Since the early 1990ies, when I was working on a commission at IRCAM where I came in contact with the MAX programming language.
XXX (Xtremly Xperimental Xpressionism) ;-)
I also do compose instrumental music, and I like to produce hand-written complex scores.
I don't sell music (I am not a salesman), but I do distribute computer programs for Generative Music. Besides this, I am also creating generative sound scapes for performances or exhibitions, like fLOW or SEELEWASCHEN.

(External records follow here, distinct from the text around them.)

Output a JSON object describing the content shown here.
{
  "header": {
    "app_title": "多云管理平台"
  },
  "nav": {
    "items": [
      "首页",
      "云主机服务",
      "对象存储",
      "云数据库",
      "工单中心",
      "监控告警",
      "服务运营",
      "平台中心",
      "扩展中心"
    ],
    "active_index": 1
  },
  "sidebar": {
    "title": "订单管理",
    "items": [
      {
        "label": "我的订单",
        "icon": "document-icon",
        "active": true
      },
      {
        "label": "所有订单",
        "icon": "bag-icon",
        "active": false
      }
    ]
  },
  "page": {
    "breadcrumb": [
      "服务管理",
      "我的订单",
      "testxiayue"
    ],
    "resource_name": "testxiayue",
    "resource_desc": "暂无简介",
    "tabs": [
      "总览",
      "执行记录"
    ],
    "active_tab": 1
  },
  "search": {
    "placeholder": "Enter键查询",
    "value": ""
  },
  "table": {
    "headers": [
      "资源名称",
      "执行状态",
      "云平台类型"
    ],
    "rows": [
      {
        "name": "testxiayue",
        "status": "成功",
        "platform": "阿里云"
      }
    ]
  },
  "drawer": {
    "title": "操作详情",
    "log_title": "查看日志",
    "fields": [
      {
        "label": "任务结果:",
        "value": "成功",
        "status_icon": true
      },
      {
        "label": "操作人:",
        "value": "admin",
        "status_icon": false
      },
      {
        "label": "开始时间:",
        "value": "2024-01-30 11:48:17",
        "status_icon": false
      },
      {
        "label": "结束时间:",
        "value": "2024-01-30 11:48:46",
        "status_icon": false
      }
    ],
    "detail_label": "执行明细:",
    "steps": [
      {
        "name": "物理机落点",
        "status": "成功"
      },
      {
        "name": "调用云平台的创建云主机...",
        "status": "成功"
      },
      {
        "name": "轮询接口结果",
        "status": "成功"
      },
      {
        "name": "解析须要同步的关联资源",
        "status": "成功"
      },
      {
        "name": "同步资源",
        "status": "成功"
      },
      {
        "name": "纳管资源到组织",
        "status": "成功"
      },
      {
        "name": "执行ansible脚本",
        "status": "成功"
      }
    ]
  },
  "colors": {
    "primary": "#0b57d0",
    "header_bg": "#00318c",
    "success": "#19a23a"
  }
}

As computers are becoming increasingly available and affordable, I do not see a problem in this respect; however, the Internet is a wonderful distribution media for this kind of music. For sound installations which run for a long time I try to replace computers by other devices that are more reliable and that can also be operated by people who are not so familiar with computers, like security persons in a museum. Sometimes I use several CD players with CDs that have been produced with Generative Music algorithms. The sounds from those CDs (which often run in random or repeat mode) are overlapping, and are creating never repeating and always changing sonic results.
Not at all. Room installations that run for a long time and which consists of continually repeated audio loops tend to be very tiresome for people who have to live within those sounds for weeks and months (like people working at a museum). Generative music, however, does not have this effect, for it is constantly being renewed by its inherent sound generating algorithm. This creates always new sonic variants which keep the attention alert.
Generative Music is not a MIDI domain anymore. In 1992 when I began to work on Lexikon-Sonate (a generative piece for computer-controlled piano), computers were relatively slow and not capable for producing audio in realtime. The only way to create Generative Music was to use external MIDI devices which are controlled via MIDI by realtime-generated computer algorithms. - As computers became faster and faster, it was possible to generate audio in realtime directly in the computer. Amazing Maze - a work-in-progress that I have been starting in 1996 - does not use any MIDI at all, but a bunch of sound particles that are stored in the computers memory and which are recalled by realtime composition algorithms that made extensive use of random operations. Since 1998, when MSP (the audio extension to the MAX programming language) was released, I use this software for all of my generative music projects, and also for the development of audio tools like the generative sound file shredder REplay PLAYer which creates an infinite and ever-changing sonic cosmos from a single sound snippet. Furthermore, since 1992 I am working on the Realtime Composition Library for MAX - a collection of software modules for algorithmic and generative composition which is distributed as OpenSource.
Historically, the concept of Generative Music derives from compositional theories that have been developed in the 1950ies, mainly from composers of the Cologne (or Darmstadt) "school" like Karlheinz Stockhausen and Gottfried Michael Koenig. Deriving from dodecaphonic music of the late Anton Webern, they have been strongly influenced (and also disturbed) by John Cage who introduced random operations into musical composition. Both concepts - Serialism and Aleatoric Music - have been brought to synthesis by Gottfried Michael Koenig who was one of the first composers who wrote computer programs for musical composition. Being involved with algorithmic composition since 1985 I developed a theory of Structure Generators, from which all of my generative sound works depart.